Jamie Ives looks at where Premier League clubs are going wrong with regard to transfer policies and why the number of quality players in the top flight may be decreasing…
Over the past five years the Premier League has become more and more competitive and predicting outcomes has become a betting man’s worst nightmare due to the unpredictability of the league.
The Premier League is still viewed as the best league in the world by many. And the main reason for the more competitive structure is the transfer policy of Premier League clubs nowadays.
World-class players at their peak are leaving England’s top division and are not being replaced by world-class players. The best examples of this in recent years are Liverpool and Tottenham, who, over the last two summer’s have lost Luis Suarez and Gareth Bale to Spanish giants Barcelona and Real Madrid respectively.
Spurs replaced Bale with an array of players that have yet to make up for the loss of the Welsh wizard. Attacking players Nacer Chadli, Erik Lamela and Christian Eriksen were all brought in using the Bale money but have not made the same impact in the side on a consistent basis.
It’s a similar issue with Liverpool. They used the money they acquired through the Suarez deal to bring in Adam Lallana, Lazar Markovic and Mario Balotelli – all of whom have failed to make up for the Uruguayan’s absence.
And thus with this policy, both teams have lost pace with other big clubs in the league, such as Chelsea. The Blues have adopted the opposite strategy this year and it looks to have paid off. Bringing in Cesc Fabregas and Diego Costa has fired them to top spot and they don’t look like they’ll fall away anytime soon.
It seems modern football clubs value a large squad, which has its obvious advantages due to injury problems and long fixture lists. However, there is no substitute for a world-class player, no matter how many players you bring in.
The amount of world-class talent in the Premier League is decreasing and England’s UEFA Champions League teams failures are fundamentally the reason for this.
Germany’s Bayern Munich and Spain’s Real Madrid and Barcelona are the dominant forces in the game today, and the very best players are signed by these clubs at all costs. That has ensured they remain competitive in every competition they are in.
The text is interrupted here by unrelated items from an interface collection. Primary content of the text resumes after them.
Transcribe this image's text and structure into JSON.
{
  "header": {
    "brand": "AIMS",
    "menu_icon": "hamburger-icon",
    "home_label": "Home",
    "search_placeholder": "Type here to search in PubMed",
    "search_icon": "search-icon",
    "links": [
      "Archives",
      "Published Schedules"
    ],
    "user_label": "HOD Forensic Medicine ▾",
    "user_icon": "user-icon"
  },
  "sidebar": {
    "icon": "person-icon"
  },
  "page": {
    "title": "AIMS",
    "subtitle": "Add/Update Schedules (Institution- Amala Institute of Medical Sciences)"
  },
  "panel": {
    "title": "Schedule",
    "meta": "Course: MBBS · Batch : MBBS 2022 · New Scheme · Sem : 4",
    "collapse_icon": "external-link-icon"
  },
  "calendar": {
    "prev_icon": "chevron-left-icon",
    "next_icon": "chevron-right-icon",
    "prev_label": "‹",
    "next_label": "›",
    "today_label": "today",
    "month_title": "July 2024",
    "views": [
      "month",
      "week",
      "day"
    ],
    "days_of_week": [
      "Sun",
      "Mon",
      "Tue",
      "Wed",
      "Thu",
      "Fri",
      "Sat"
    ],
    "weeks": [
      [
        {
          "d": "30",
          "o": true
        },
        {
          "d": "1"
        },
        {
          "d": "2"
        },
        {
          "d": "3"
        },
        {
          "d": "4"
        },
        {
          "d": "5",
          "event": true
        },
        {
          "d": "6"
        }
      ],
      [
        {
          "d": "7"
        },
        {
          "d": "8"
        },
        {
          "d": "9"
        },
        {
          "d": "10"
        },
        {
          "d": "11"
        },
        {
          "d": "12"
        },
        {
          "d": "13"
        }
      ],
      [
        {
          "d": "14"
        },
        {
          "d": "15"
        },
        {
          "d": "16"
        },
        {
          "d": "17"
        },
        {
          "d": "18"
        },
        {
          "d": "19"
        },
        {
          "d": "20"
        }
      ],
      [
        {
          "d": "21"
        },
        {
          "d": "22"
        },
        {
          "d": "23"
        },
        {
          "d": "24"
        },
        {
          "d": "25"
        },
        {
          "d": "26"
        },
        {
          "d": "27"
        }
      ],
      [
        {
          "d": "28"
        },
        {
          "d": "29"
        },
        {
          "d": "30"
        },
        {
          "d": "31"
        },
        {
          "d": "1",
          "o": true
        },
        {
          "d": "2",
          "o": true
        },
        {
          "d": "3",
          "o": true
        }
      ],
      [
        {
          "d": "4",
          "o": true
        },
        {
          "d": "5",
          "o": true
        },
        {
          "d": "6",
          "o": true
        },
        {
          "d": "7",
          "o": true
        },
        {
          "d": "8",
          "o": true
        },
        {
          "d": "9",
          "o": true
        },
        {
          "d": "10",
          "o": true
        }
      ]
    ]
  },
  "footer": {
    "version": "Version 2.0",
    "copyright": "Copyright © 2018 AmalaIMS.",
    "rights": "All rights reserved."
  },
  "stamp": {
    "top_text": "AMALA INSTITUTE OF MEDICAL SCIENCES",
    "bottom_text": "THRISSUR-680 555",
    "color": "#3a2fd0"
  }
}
Premier League clubs should be keeping hold of their assets, and if they do decide to sell, replacing them with players of the same calibre is a must, and not three or four average replacements.